The bridge tolls have become in recent years an effective a tax on jobs, a tax on commuters, a tax on growth and tax on business in the south of Wales. Plaid Cymru's South Wales Central AM Chris Franks obtained the figures under the Freedom of Information Act, which showed significant difference between the large amounts of money raised by Severn River Crossing plc from the toll, and the relatively small amount spent on treating the damage to the cables on the old crossing (M48).
Since 2006, some £15m has been spent on main cable work on the first Severn Crossing. The Highways Agency suggests that another £5.8m of repairs will take place over the next five years. Some £225,733,000 has been collected in bridge toll revenue since 2006. people may well wonder if they are going to get saddled with major work to maintain the bridges after the toll profits have been siphoned off by the concessionary company when the bridges are finally returned to public ownership in 2016 or 2017.
The Committee will take evidence from the Severn River Crossing Plc, who run the M48 and M4 bridges, government ministers, business representatives in Wales and others. Written submissions on the topic need to be in by September 3, with evidence to be heard in public in October and November. For information on how to take part email: email@example.com - the committee hopes to report back with recommendations for the government by the end of 2010.

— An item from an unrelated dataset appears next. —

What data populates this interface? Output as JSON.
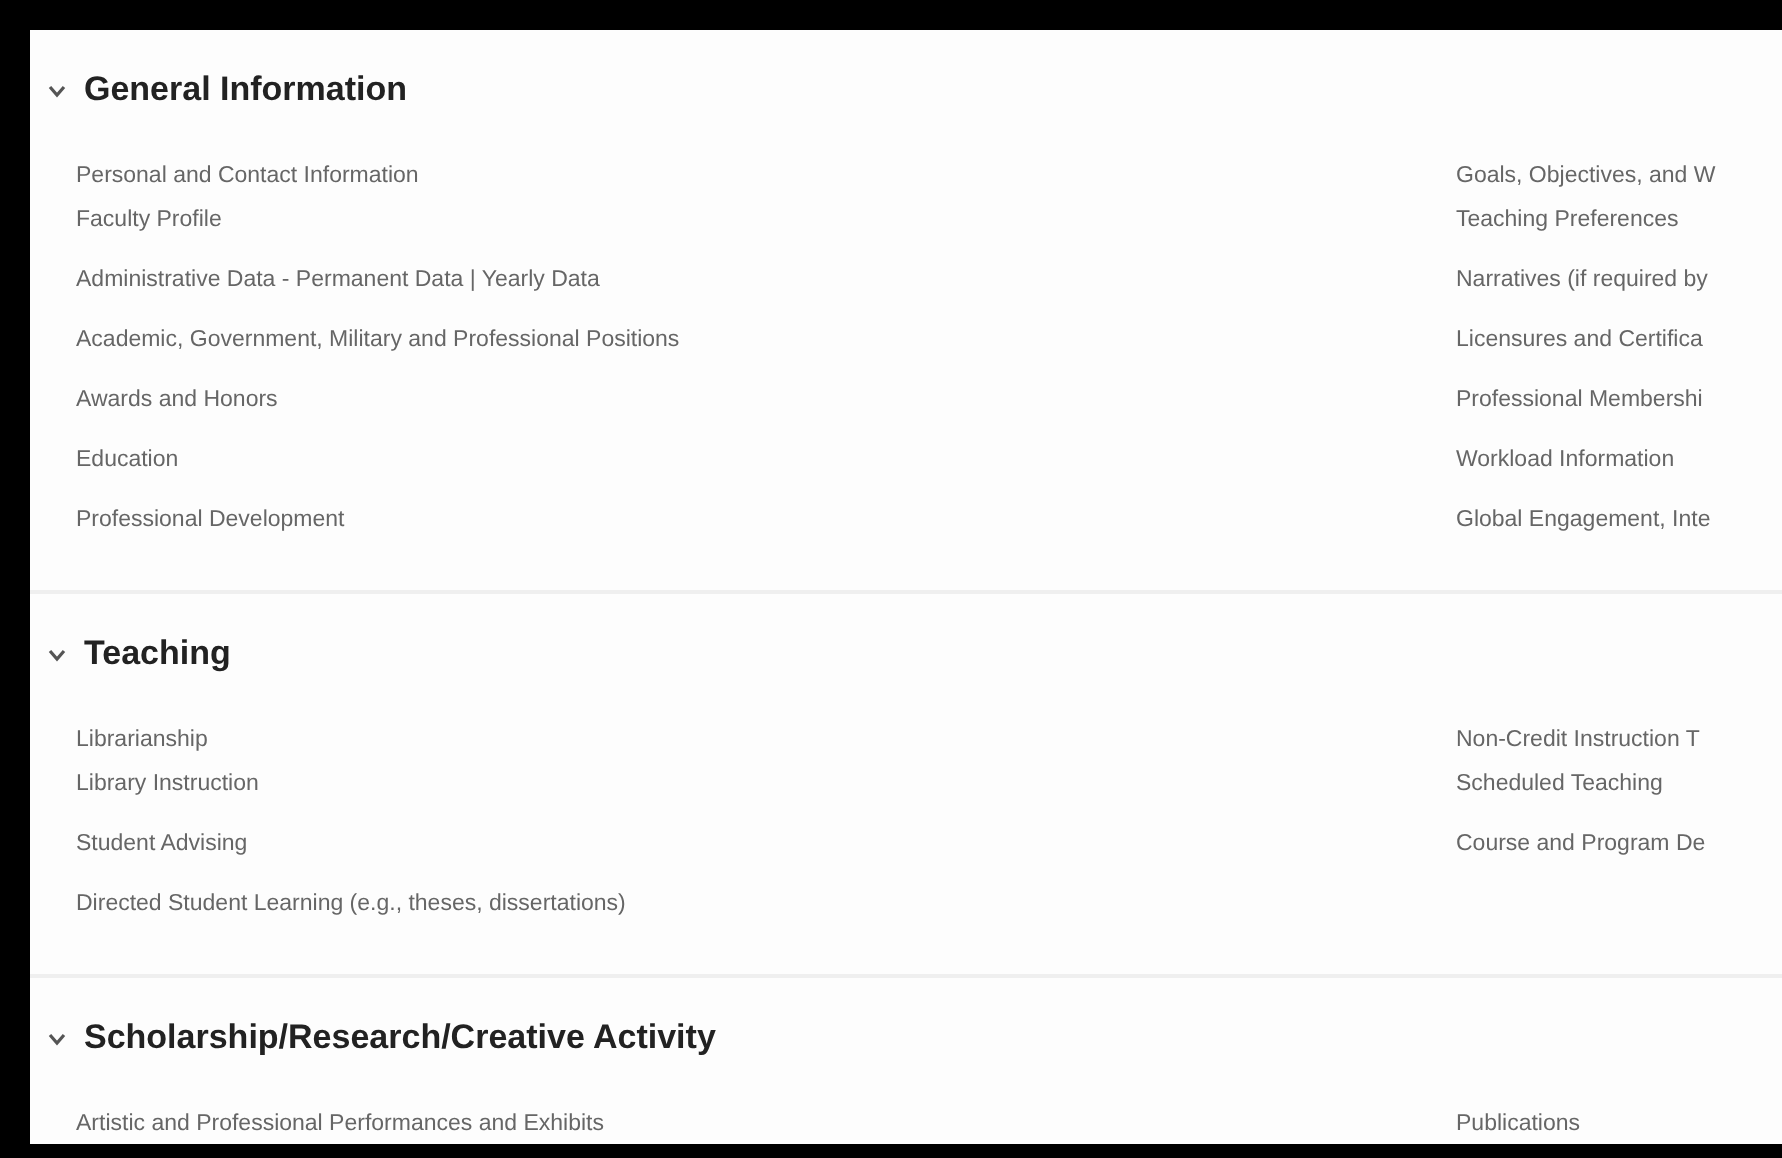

Naturally our local labour MPs are behind the enquiry, which is what you would expect - Jessica Morden, MP for Newport East (and a member of the committee) has welcomed the move, saying that the tolls could be lowered for people living in the surrounding area: “Like the Dartford crossing I can't see why you shouldn't be able to get a concession for those within a certain postcode area.”
A good call from an opposition MP you might think, the problem is that despite being relatively comfortably in Government for many years, this is the way our local Labour MPs and AM's have (and in the case of the local Labour AM's are still) playing it. Unfortunately, as lest we forget, New Labour (under Tony Blair and then Gordon 'Houdini' Brown) were firmly in power from 1997 until 2010 so why did they not do something about the Severn bridge tolls then?